Have you considered making an acquisition? Are you actively pursuing a merger? Are you aware of the hidden challenges buyers face?
When it comes to M&A, most acquirers focus only on the transaction itself. But in order to be successful over time, it is critical to have a sound plan that navigates the in’s and out’s of all of the aspects of M&A. At Watermark Advisors, we have created a three-step M&A Audit designed to give you recommendations on how to improve your M&A processes.
The 9 Cornerstones To M&A Success
All M&A transactions should be based on a well-thought out strategic vision. If a planned merger or acquisition is not supported by the company’s corporate strategy it will not work. Plain and simple.
Properly staffing internal and external teams for pre-transaction, transaction and integration work is challenging. Also, costs of sourcing, transacting and integrating an acquisition are often underestimated.
Identifying multiple acquisition targets that align with your company’s criteria is key. Then, digging deep with thorough research and establishing an ongoing list that evolves as needed increases the likelihood of selecting an ideal candidate.
When and how do you connect? Who makes the connection? How is rapport built? In what ways will you drive interest from the seller? All of this matters as buyers and sellers prepare for the transaction phase.
A valuation gap between the buyer and the seller is a key driver in why deals don’t close—and why acquirers never capture desired ROI. Your team must consider applying a discounted cash flow approach; calculating weighted average cost of capital (WACC) and terminal values; making adjustments for liquidity and control; and triangulating between several valuation methods; to name a few.
Synergy between buyer and seller is the foundation for developing a strategy for integration. But with many transactions synergy bias becomes an obsession. In an attempt to stack up incremental value through synergies, acquirers make unwise decisions.
This should never be overlooked. The evaluation of social issues is often estimated with varying degrees of concern or interest, but the future economic impact of these decisions is significant.
Cultural Due Diligence
Culture assimilation is easy to disregard or underestimate but its effects, good or bad, quickly become known following the transaction. It should be a key consideration and driver early on, every bit as important as the financial or market analysis.
Often the most difficult and under-resourced phase of M&A. Areas that impact success include: integration planning, executive leadership, team roles and responsibilities, internal and external communications, HR structure and staffing, cultural assimilation, HR planning, plus measurement and feedback systems.
Step 1: Discovery Session

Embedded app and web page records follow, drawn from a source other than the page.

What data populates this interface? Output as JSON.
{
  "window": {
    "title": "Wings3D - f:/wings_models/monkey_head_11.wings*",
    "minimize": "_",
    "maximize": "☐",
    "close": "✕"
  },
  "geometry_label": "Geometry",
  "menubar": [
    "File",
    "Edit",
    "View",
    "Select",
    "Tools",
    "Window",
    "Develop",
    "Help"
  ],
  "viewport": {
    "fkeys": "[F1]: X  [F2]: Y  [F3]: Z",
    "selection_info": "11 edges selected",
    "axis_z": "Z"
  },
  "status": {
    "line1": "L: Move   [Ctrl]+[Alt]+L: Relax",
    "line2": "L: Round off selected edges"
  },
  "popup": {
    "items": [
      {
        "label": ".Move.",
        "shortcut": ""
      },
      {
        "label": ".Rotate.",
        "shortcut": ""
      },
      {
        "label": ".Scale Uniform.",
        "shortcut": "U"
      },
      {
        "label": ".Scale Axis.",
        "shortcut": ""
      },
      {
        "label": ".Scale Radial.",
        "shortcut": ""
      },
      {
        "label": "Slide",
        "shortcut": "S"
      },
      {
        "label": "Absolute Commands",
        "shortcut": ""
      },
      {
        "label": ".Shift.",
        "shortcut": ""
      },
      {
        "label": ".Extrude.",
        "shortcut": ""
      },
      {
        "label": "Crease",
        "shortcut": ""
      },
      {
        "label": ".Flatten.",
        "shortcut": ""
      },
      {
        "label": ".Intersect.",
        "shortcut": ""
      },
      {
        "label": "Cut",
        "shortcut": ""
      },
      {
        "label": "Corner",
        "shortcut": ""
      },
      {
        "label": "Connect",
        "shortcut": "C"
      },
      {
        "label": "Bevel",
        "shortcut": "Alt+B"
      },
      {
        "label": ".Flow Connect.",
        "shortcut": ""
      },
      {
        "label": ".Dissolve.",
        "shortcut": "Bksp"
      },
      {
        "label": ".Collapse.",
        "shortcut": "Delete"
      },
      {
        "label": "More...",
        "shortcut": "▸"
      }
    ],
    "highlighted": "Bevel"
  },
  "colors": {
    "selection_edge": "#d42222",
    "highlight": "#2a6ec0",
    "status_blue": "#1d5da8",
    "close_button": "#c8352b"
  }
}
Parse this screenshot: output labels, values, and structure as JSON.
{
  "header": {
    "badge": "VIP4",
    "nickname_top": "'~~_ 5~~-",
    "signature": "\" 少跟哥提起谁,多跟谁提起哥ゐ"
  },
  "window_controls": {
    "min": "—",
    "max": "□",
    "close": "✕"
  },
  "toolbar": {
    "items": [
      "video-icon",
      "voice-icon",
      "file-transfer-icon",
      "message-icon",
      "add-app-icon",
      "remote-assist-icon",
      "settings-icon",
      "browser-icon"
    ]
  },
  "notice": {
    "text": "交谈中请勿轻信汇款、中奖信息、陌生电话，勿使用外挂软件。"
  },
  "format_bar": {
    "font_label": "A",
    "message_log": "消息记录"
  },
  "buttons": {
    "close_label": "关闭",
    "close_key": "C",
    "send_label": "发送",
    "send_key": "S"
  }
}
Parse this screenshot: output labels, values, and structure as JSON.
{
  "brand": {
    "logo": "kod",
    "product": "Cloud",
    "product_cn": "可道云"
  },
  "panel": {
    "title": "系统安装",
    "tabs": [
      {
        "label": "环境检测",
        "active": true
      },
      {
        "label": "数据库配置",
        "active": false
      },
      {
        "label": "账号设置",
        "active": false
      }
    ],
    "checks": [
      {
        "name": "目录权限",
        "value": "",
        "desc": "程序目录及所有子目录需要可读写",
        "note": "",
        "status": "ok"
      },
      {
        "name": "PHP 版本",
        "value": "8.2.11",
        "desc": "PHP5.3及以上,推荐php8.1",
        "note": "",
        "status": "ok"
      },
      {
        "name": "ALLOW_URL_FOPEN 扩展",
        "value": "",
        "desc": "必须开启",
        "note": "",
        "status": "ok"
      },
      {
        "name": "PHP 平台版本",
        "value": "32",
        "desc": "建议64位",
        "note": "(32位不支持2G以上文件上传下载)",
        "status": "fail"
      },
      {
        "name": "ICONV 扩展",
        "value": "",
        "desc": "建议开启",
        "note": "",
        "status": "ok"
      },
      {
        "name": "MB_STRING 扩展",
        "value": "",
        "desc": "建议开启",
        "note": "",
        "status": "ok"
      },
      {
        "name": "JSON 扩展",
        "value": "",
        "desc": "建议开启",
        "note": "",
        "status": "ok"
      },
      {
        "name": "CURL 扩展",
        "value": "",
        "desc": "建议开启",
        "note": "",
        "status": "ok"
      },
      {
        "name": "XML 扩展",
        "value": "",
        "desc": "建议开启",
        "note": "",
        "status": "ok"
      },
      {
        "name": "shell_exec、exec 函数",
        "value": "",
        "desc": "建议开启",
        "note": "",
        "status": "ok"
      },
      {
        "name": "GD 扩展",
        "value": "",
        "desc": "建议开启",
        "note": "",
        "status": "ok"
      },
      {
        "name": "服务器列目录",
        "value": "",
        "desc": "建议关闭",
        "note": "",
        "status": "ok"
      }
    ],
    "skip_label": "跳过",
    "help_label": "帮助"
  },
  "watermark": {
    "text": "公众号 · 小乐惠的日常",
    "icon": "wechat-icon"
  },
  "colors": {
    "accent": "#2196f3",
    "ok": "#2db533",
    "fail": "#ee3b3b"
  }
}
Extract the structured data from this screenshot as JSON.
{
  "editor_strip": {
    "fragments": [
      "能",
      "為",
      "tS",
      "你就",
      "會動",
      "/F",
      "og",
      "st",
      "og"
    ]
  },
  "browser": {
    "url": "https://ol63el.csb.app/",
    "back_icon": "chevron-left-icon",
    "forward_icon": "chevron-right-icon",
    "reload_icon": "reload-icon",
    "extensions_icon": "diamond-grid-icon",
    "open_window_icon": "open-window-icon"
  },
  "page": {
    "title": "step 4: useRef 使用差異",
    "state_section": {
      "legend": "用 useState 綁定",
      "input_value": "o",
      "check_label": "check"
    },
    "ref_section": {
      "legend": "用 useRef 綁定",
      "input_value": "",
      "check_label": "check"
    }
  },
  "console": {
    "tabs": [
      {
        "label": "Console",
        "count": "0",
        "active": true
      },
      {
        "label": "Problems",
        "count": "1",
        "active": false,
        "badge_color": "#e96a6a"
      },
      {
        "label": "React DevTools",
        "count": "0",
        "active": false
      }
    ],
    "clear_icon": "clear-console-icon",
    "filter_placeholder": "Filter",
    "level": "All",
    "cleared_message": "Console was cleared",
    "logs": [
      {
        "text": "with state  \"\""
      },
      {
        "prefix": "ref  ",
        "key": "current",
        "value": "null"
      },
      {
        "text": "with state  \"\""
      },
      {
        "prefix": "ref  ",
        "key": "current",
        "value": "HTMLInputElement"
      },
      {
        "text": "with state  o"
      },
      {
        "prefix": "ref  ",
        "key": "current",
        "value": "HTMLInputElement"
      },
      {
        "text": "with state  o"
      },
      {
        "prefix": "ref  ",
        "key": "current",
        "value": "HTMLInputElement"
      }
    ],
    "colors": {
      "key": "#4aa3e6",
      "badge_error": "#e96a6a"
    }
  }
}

The first step is listening to you. We learn your goals and objectives for a merger or acquisition through a discovery session with your team and selective one-on-one meetings with members. We conduct a thorough due diligence gathering of facts—including preparation plans and past M&A data. We leave no stone unturned and we consider all relevant variables that could lead to success or failure.
Step 2: Strategic Analysis
Following the Discovery Session, we review the input from your team, your internal processes, and data from every angle. We look at your approach to key steps of each phase of M&A: Preparation, Transaction and Integration. And we examine how you may have conducted any past deals for strengths and weaknesses. We view all of this through the multiple lenses of experience and proven best practices.
Step 3: Findings & Recommendations
The third and final phase in the M&A Audit is the delivery of a comprehensive analysis of your M&A processes, coupled with recommendations. We identify your strengths, weaknesses, potential pitfalls, and most importantly, how you can improve your processes to maximize your return. We will set up a meeting with your core team to share our findings and suggestions, answering any questions you have. At the conclusion, you will have an actionable blueprint for success.
*Source: “Does M&A Pay? A Survey of Evidence for the Decision-Maker” by Robert F. Bruner, Distinguished Professor of Business Administration at University of Virginia Darden School of Business